Center for Academic Resources Director Recognized For Contributions
By Jody Record, Campus Journal Editor
April 16, 2008
Len Lamberti has been helping to forward the interests of first-generation
and low-income students since he came to UNH in 1975. Earlier this month, his
efforts were acknowledged when he received the Marion Belgrave-Howard Award
from the New England Educational Opportunity Association.
In 1976, Belgrave-Howard was the first president of the group, then known
as the New England Association of Educational Opportunity Program Personnel.
Since 1999, her namesake award has been given to individuals who have made “enduring
contributions” toward the expansion of equal educational opportunity.
Lamberti is the director of the Center for Academic Resources, whose mission
is to aid undergraduates in maximizing their educational experience while at
UNH. In addition to tutoring and teaching such skills as note-taking, time
management, and test-taking, the center’s Student Support Services assists
low-income and first generations students who may need extra help.
Student Support Services is funded primarily through a federal TRIO program
grant from the U.S. Department of Education. Born out of President Lyndon B.
Johnson’s War on Poverty, TRIO programs target students from disadvantaged
backgrounds, including first-generation college students and those with disabilities.
Through Student Support Services, students are encouraged to consider options
that are likely foreign to them: studying abroad, doing undergraduate research
or taking an internship.
“Some of these students have families who don’t understand why
they would do an internship and work for free, or why they would study abroad,
or spend their time doing research. The expectation is to graduate and get
a job,” Lamberti says. “Student Support Services gets them to think
outside the box and gives them a leg up.”
And so do the day-to-day skills the students are taught, which include everything
from how to budget their time to goal setting to taking notes in a large lecture
Thirty-three percent of the students at UNH are first-generation, Lamberti
says, with eight percent of those also being low income. Many still have to
return on weekends to help out at home.
“There are many challenges,” Lamberti says. “We try to figure
out, once they’re settled in here, how they can leverage what they’ve
brought with them.”
Helping students realize their potential is one of the most exciting parts

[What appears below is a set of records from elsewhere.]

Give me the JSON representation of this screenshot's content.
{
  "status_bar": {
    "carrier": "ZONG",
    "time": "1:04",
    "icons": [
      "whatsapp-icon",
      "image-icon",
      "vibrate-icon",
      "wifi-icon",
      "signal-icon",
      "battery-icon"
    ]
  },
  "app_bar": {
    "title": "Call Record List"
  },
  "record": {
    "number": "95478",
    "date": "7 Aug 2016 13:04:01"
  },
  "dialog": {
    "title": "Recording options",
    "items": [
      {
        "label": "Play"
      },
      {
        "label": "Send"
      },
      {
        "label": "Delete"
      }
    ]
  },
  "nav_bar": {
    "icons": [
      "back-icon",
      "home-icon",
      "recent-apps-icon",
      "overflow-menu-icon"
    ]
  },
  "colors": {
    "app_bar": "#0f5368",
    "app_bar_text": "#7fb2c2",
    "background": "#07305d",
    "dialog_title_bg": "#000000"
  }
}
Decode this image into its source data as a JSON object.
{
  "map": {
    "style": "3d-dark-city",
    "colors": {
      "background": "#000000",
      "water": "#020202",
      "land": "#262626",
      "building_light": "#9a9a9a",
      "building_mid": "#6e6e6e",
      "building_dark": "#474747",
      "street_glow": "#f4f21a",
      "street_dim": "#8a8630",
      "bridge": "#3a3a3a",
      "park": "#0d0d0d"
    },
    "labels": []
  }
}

of the work done at the Center for Academic Resources, Lamberti says, adding, “Seeing
students soar, excel and achieve is definitely one of the most joyful experiences.”

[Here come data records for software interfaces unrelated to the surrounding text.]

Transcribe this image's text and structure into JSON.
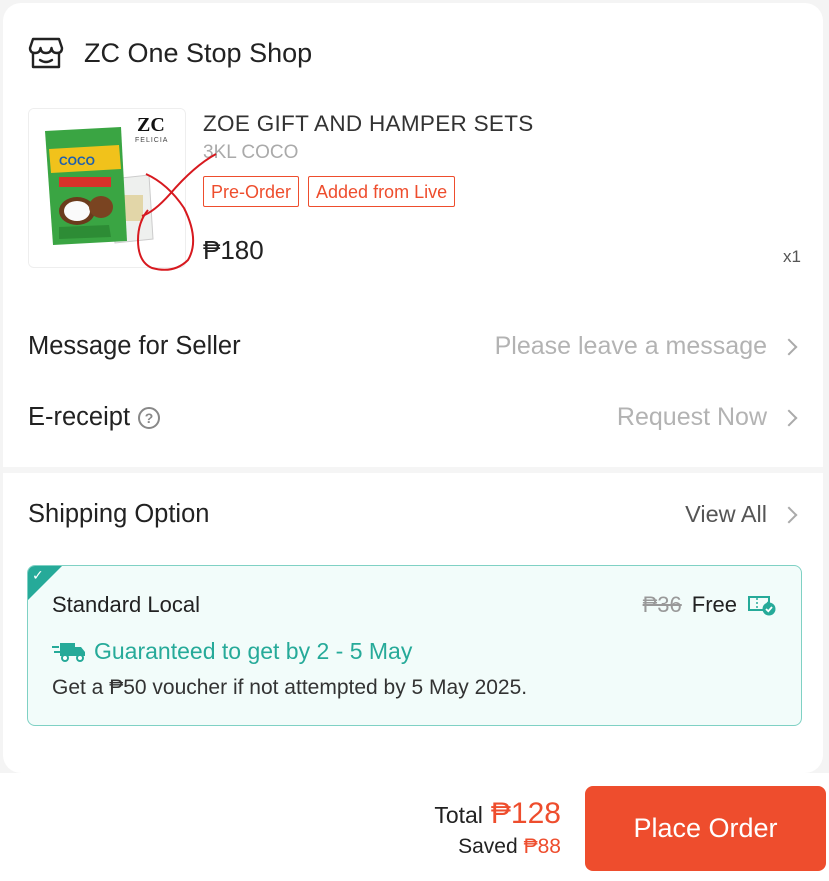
{
  "shop": {
    "name": "ZC One Stop Shop",
    "icon": "store-icon"
  },
  "product": {
    "brand_logo": "ZC",
    "brand_sub": "FELICIA",
    "title": "ZOE GIFT AND HAMPER SETS",
    "variant": "3KL COCO",
    "tags": [
      "Pre-Order",
      "Added from Live"
    ],
    "price": "₱180",
    "quantity": "x1"
  },
  "message_row": {
    "label": "Message for Seller",
    "placeholder": "Please leave a message"
  },
  "ereceipt_row": {
    "label": "E-receipt",
    "help_icon": "?",
    "action": "Request Now"
  },
  "shipping": {
    "title": "Shipping Option",
    "view_all": "View All",
    "option": {
      "name": "Standard Local",
      "old_price": "₱36",
      "price": "Free",
      "guarantee": "Guaranteed to get by 2 - 5 May",
      "voucher_note": "Get a ₱50 voucher if not attempted by 5 May 2025."
    }
  },
  "footer": {
    "total_label": "Total",
    "total_amount": "₱128",
    "saved_label": "Saved",
    "saved_amount": "₱88",
    "place_order": "Place Order"
  },
  "colors": {
    "accent": "#ee4d2d",
    "teal": "#26aa99"
  }
}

Lamberti’s work with these programs and students during the last 33
years is what earned him special recognition. He has been affiliated with several
educational and professional organizations, including the New England Educational

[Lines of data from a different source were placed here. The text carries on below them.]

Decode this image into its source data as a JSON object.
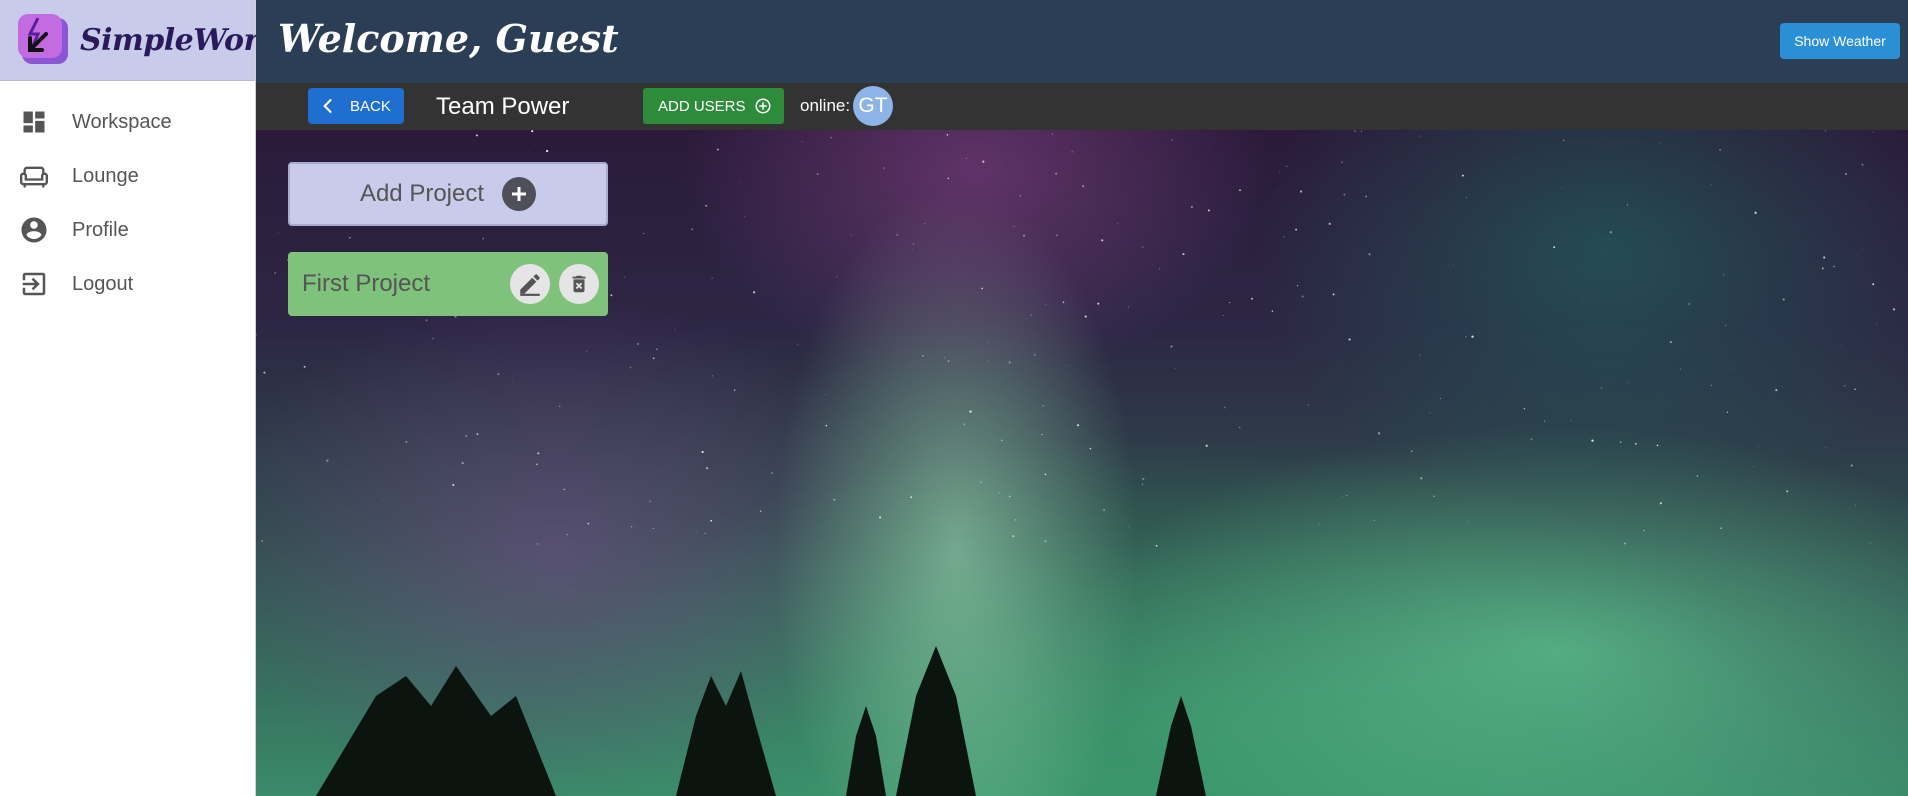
{
  "brand": {
    "name": "SimpleWork",
    "logo_icon": "lightning-arrow-logo-icon"
  },
  "sidebar": {
    "items": [
      {
        "label": "Workspace",
        "icon": "dashboard-icon"
      },
      {
        "label": "Lounge",
        "icon": "sofa-icon"
      },
      {
        "label": "Profile",
        "icon": "account-circle-icon"
      },
      {
        "label": "Logout",
        "icon": "logout-icon"
      }
    ]
  },
  "header": {
    "welcome": "Welcome, Guest",
    "weather_button": "Show Weather"
  },
  "subbar": {
    "back_label": "BACK",
    "team_name": "Team Power",
    "add_users_label": "ADD USERS",
    "online_label": "online:",
    "online_users": [
      "GT"
    ]
  },
  "main": {
    "add_project_label": "Add Project",
    "projects": [
      {
        "name": "First Project"
      }
    ]
  },
  "colors": {
    "brand_bg": "#c9cbea",
    "topbar": "#2c3e55",
    "subbar": "#333333",
    "back_button": "#1f6fd1",
    "add_users_button": "#2e8b3a",
    "weather_button": "#2b8fd6",
    "project_card": "#7fc27b"
  }
}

Opportunity Association and the Educational Opportunity Association, and is
a frequent presenter at various conferences and training institutes.
A consultant for educational and nonprofit organizations, Lamberti also works
with New Hampshire's congressional delegation to ensure continued support for
Student Support Services.
He describes receiving the Belgrave-Howard as “humbling and inspiring
at the same time.”
“Clearly anything anybody does is a reflection of the people around
them,” Lamberti says. “I’ve had a lot of support; a lot of
mentors. It takes a community to move forward in one’s career. I’m